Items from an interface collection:
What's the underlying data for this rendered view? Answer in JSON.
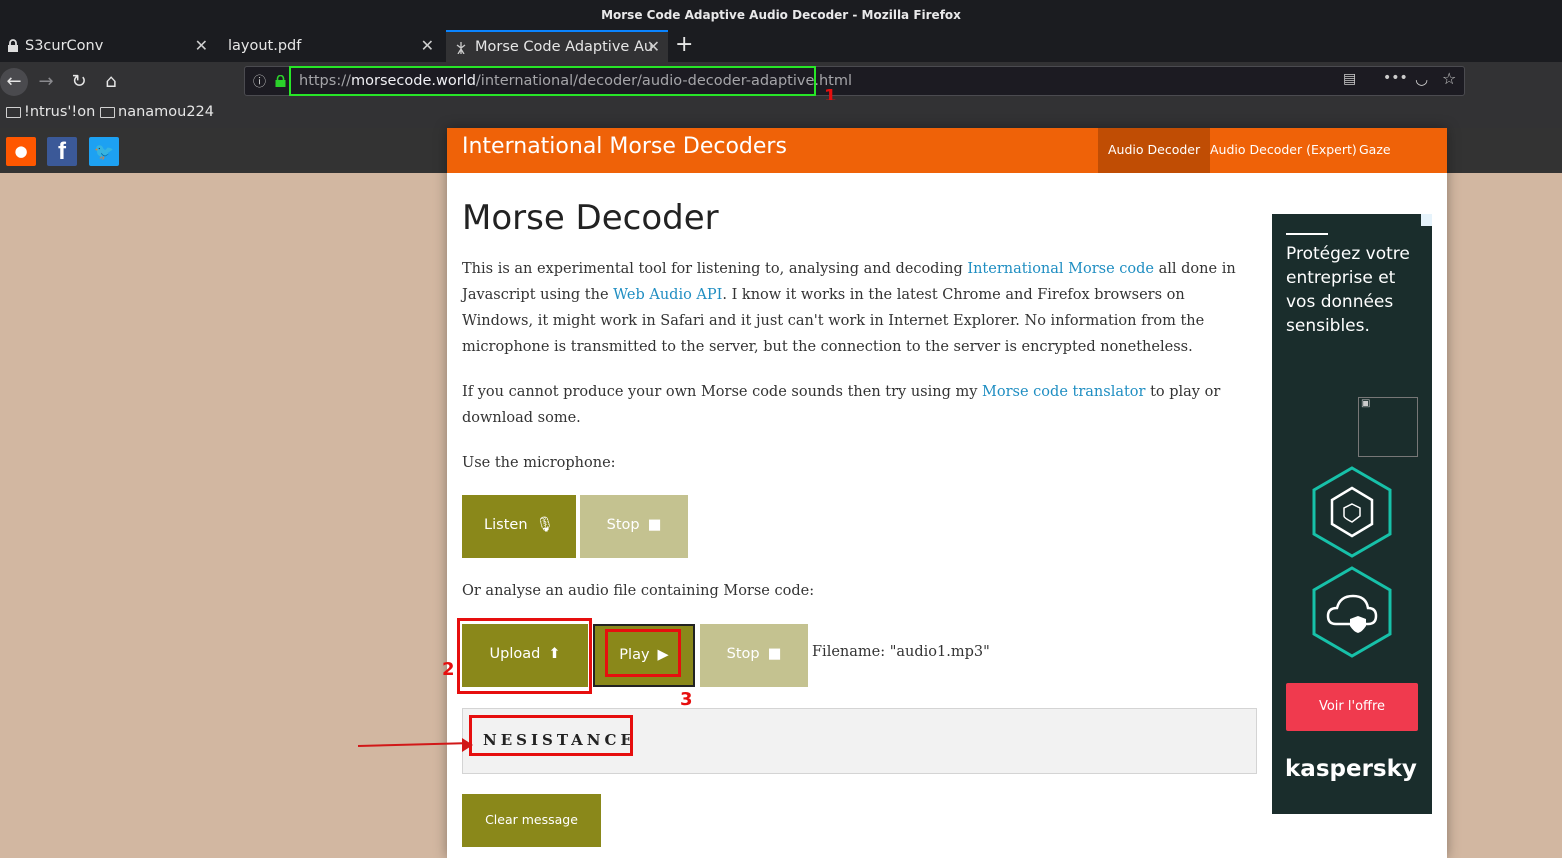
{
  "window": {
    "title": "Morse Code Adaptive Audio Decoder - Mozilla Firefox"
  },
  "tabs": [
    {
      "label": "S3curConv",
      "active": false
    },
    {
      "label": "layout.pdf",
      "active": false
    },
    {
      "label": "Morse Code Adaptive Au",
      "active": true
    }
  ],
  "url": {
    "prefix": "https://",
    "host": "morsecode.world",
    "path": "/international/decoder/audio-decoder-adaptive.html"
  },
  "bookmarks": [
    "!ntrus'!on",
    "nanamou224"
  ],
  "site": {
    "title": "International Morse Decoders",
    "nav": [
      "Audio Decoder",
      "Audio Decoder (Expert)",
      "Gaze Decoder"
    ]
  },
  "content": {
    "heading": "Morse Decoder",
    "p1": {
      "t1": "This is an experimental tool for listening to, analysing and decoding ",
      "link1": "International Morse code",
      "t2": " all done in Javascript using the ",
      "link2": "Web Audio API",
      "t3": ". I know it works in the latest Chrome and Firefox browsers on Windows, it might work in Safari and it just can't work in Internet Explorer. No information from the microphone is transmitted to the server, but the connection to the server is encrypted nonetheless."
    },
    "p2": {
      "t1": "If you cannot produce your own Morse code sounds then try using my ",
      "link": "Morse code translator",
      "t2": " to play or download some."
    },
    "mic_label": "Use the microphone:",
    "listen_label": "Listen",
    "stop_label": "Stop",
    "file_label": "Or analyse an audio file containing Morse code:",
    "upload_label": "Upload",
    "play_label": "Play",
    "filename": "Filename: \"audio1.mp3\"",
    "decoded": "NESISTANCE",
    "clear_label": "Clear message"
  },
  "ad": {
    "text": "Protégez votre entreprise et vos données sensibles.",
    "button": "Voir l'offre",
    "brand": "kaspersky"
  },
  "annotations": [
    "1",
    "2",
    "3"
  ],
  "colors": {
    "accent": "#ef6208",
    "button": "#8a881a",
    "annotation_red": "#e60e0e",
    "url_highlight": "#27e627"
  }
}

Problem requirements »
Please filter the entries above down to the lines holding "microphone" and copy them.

Problem solution »
      "t3": ". I know it works in the latest Chrome and Firefox browsers on Windows, it might work in Safari and it just can't work in Internet Explorer. No information from the microphone is transmitted to the server, but the connection to the server is encrypted nonetheless."
    "mic_label": "Use the microphone:",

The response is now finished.